Looking Ahead: 5 Spring Blooming Plants to Add to Your Property

Adding these flowers to your property fights the winter blues and prepares your landscape for warmer weather

Hellebores plant
Hellebores emerge in late winter.

While we can’t make winter end sooner, we can make spring feel a little closer. Planning now for your spring blooms will help you beat the winter blues and ensure a vibrant landscape when the weather warms. Consider these five choices:

Hellebores

Looking for a plant that blooms as soon as we have a “warm winter day?" Look no further than the Hellebore. Also known as Christmas Rose or Lenten Rose, the 12-inch tall plants have 12-inch wide leathery green leaves that protect the flower buds in the center of the plant. Come January, February, and March, the large, waxy flowers emerge from the center to provide a beautiful bouquet in various shades of white, pink, purple, and mixed colors. Hellebores prefer a semi-shaded location with uniform moisture and require little maintenance. They have few, if any, insect or disease problems, and only require removal of old foliage in the spring before new foliage emerges.

Arnold Promise Witch Hazel

Arnold Promise Witch Hazel’s unusual appearance will turn heads and bring eye-popping curb appeal. In late winter or early spring, the shrub produces brilliant golden-yellow, citrus-scented flowers. Come fall, it displays vibrant red, orange, and yellow foliage. It’s a carefree plant with no insect or disease problems, and makes an excellent choice for borders or transition zones. If planted in the right sunny to semi-sunny location, it may not even require pruning. Expect slow to moderate growth and a size of approximately 5-feet wide to 10-feet tall.

Snow Fountain Cherry Tree

This compact tree packs a visual punch many times its size. The Snow Fountain is a weeping cherry tree that only grows to 6-feet tall and 8-feet wide. Beautiful pink buds precede masses of spectacular, white, cascading flowers that jubilantly announce the arrival of spring. Summer brings red ornamental fruit. This hardy tree is very insect and disease resistant and grows well in a full sun location with well-drained soil.

Snowmound Spirea

Like its name suggests, Snowmound spirea produces 3-foot cascading mounds of white flowers in late spring.
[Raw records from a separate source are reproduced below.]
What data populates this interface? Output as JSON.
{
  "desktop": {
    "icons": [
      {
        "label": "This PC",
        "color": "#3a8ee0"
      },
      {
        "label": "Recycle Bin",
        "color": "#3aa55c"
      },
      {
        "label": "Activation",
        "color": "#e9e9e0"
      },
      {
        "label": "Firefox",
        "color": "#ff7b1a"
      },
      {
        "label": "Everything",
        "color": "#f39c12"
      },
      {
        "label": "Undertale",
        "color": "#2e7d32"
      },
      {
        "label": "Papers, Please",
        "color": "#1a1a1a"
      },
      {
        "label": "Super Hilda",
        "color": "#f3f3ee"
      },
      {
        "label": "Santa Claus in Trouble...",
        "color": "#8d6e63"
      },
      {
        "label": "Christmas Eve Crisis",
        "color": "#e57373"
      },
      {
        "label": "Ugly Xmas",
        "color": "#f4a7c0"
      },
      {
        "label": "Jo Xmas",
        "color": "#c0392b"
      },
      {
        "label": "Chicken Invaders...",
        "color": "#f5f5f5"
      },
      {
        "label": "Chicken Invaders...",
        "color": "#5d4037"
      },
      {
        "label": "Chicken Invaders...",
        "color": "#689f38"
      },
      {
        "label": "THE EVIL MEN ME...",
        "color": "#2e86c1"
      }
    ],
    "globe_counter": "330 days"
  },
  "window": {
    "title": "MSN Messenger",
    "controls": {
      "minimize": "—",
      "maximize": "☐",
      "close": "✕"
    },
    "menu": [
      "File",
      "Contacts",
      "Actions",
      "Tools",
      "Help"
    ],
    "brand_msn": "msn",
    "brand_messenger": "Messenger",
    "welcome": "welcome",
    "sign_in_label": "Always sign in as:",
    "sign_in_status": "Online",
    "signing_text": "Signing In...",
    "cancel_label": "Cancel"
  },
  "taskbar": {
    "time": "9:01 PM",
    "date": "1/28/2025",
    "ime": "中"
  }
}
Snowmound spirea transitions beautifully to summer, with attractive light and dark green foliage that lasts all season. The plant is easy to care for and no pruning is required, though removing stems that are two years or older at the base of the plant each winter is recommended. Primarily used in mass planting or hedges, Snowmound spirea does best in a full sun location with well drained soils.

Dwarf Forsythia

Don’t be intimidated by the name. While forsythia can grow to 10-feet tall by 20-feet wide, there are varieties that only grow 2- to 3-feet tall. Dwarf forsythia have the same great qualities of big forsythia, but in a small package. Varieties like Tidal Wave, Show Off Starlet, and Show Off Sugar Baby make excellent choices. To maximize the blooms, plant in well-drained soil with full sun.

The winter season is in full bloom and your landscape can be, too. These five spring flowers will survive the winter temperatures and blossom in spring. Find out how our team can help put a little spring in your step.